◆ Work order ◆
Copy out each line in the listing below where the word "JSON" appears.

------------------------------------------------------------------------

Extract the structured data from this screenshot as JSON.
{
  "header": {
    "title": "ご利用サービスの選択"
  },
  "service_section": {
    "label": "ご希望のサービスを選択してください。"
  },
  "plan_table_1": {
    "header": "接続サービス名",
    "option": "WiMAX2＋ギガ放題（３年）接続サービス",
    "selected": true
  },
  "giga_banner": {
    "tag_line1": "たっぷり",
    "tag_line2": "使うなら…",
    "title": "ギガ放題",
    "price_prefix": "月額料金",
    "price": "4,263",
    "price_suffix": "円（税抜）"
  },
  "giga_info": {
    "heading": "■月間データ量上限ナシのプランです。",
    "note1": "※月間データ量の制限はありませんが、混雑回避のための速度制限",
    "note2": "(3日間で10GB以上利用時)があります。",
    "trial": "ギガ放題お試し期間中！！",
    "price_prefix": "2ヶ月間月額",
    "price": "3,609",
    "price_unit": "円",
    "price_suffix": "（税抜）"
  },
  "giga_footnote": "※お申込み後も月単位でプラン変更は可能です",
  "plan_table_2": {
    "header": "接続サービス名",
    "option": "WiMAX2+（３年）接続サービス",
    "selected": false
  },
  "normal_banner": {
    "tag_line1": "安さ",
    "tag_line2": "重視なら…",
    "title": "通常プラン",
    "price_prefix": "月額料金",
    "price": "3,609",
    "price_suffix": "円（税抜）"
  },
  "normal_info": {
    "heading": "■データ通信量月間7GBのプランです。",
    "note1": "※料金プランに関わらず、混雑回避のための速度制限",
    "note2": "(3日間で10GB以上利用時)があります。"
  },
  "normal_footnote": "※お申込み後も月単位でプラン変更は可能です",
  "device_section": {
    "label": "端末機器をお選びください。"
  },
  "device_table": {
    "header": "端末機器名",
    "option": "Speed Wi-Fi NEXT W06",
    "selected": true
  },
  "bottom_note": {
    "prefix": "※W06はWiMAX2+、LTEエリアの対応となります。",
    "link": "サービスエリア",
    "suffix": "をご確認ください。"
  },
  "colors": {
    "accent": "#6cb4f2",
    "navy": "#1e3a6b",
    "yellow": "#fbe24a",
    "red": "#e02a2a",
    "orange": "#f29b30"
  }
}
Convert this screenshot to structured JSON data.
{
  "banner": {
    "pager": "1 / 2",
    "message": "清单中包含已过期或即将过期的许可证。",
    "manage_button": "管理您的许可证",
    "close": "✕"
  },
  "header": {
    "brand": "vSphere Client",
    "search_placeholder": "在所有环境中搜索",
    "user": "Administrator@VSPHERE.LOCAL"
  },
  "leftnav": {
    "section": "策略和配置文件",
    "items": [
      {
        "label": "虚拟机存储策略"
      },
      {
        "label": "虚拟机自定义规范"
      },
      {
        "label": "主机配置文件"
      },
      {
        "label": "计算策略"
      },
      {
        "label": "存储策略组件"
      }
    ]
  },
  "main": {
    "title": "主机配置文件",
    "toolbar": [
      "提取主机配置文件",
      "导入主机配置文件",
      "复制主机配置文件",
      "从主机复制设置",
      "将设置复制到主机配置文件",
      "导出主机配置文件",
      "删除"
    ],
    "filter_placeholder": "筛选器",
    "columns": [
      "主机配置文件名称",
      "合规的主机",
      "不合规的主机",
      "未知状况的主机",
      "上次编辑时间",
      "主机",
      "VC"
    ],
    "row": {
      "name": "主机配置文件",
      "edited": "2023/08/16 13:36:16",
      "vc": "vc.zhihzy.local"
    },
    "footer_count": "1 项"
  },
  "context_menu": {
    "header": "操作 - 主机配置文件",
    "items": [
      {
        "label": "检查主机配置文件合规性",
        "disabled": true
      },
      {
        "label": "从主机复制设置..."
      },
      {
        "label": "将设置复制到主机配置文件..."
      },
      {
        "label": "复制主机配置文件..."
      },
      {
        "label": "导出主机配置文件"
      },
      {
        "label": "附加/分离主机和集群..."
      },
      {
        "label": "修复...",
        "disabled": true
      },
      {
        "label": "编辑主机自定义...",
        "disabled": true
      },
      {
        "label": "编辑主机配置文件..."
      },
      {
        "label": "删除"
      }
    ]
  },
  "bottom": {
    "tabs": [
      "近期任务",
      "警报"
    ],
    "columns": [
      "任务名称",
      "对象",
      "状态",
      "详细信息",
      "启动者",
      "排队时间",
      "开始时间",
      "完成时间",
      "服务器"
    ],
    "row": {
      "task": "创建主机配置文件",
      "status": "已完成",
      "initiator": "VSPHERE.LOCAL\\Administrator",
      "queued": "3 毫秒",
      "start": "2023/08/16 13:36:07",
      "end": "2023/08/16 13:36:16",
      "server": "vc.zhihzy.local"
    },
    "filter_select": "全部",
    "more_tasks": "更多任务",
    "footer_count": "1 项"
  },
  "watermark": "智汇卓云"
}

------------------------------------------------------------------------

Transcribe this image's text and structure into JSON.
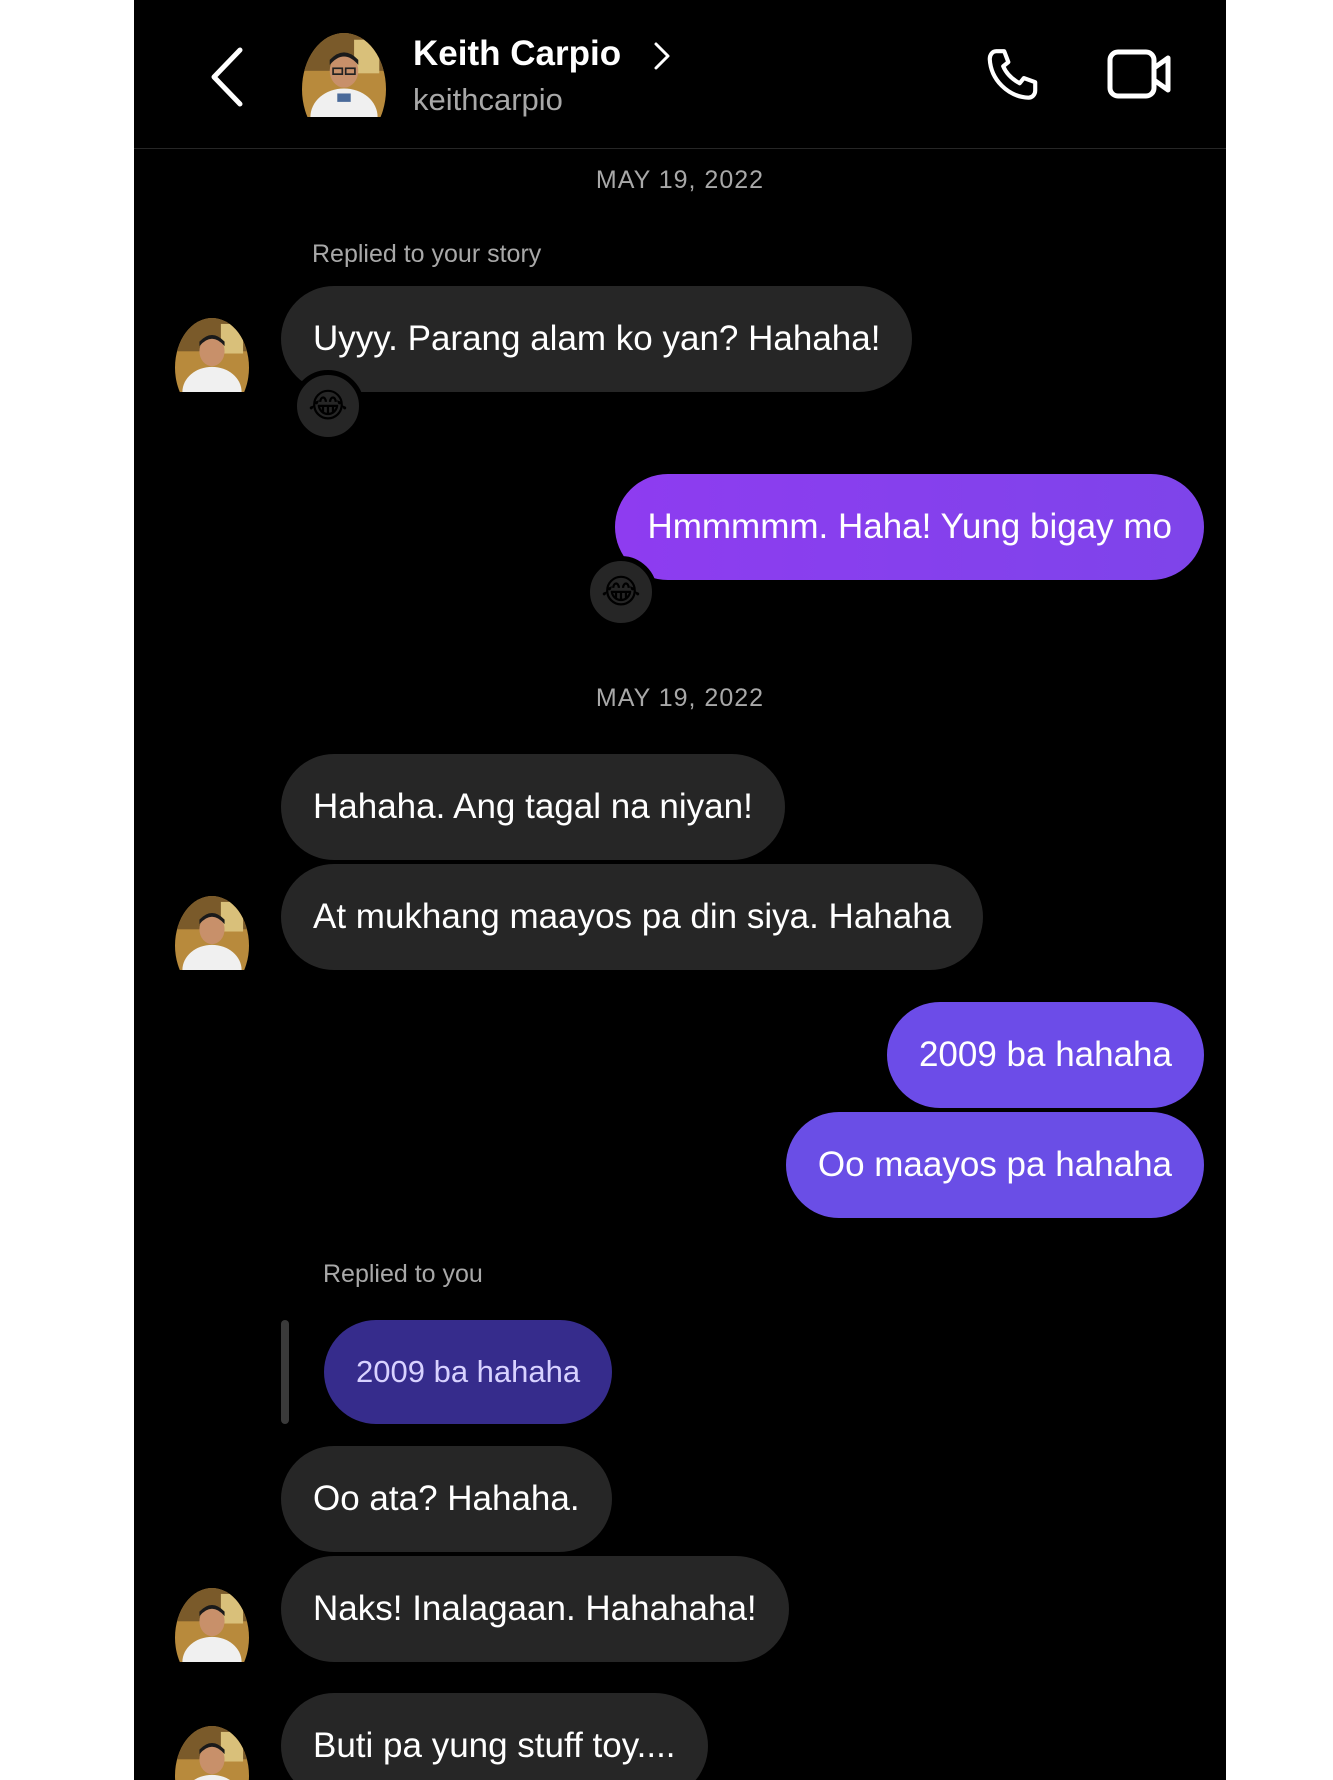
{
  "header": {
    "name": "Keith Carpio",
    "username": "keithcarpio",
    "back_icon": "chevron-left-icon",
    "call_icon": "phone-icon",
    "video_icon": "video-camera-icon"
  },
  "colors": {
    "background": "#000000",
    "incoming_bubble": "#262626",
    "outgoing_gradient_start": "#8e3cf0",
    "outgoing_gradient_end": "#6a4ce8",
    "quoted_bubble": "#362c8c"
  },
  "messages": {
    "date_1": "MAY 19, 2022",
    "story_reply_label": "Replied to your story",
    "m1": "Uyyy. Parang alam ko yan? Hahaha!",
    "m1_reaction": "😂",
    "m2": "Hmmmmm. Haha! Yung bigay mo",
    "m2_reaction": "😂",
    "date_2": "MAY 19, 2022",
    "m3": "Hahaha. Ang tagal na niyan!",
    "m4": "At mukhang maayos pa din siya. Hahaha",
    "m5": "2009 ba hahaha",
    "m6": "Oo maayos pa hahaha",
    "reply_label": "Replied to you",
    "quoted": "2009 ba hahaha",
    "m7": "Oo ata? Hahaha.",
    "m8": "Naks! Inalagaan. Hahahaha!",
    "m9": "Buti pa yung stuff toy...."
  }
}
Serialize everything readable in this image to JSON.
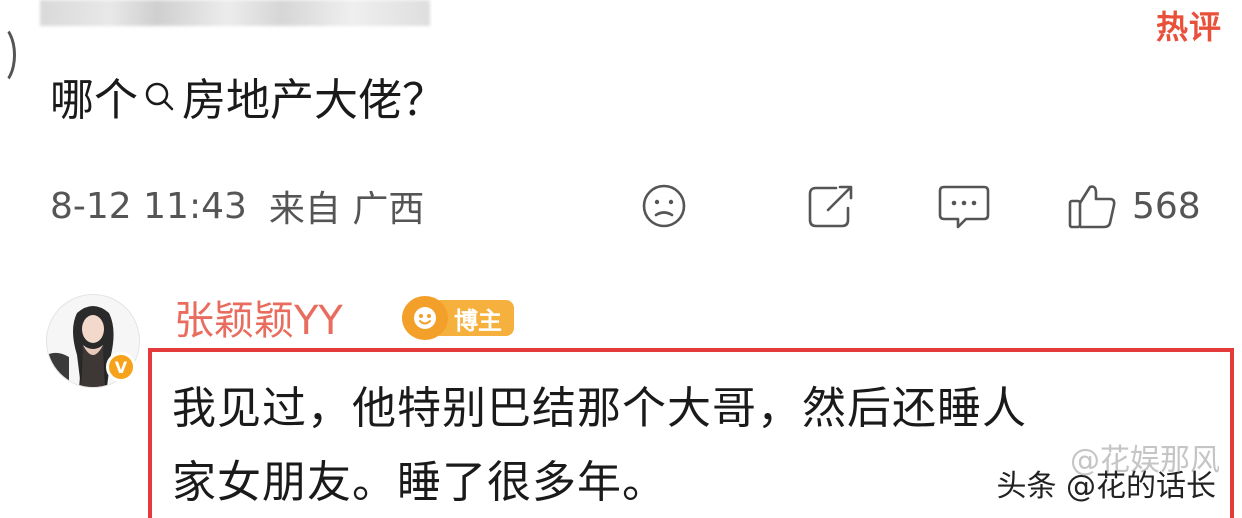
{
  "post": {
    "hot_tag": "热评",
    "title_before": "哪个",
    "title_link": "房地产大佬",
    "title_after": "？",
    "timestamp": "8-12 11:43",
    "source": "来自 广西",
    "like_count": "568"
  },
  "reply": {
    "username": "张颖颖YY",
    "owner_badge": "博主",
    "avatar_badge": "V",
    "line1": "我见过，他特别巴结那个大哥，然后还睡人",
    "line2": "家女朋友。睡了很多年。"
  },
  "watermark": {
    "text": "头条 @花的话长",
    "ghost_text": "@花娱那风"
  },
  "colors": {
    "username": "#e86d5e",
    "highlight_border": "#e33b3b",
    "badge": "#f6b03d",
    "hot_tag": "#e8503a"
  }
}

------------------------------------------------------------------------

◆ Response box ◆
Extract the structured data from this screenshot as JSON.
Convert this screenshot to structured JSON data.
Transcribe this image's text and structure into JSON.
Serialize everything readable in this image to JSON.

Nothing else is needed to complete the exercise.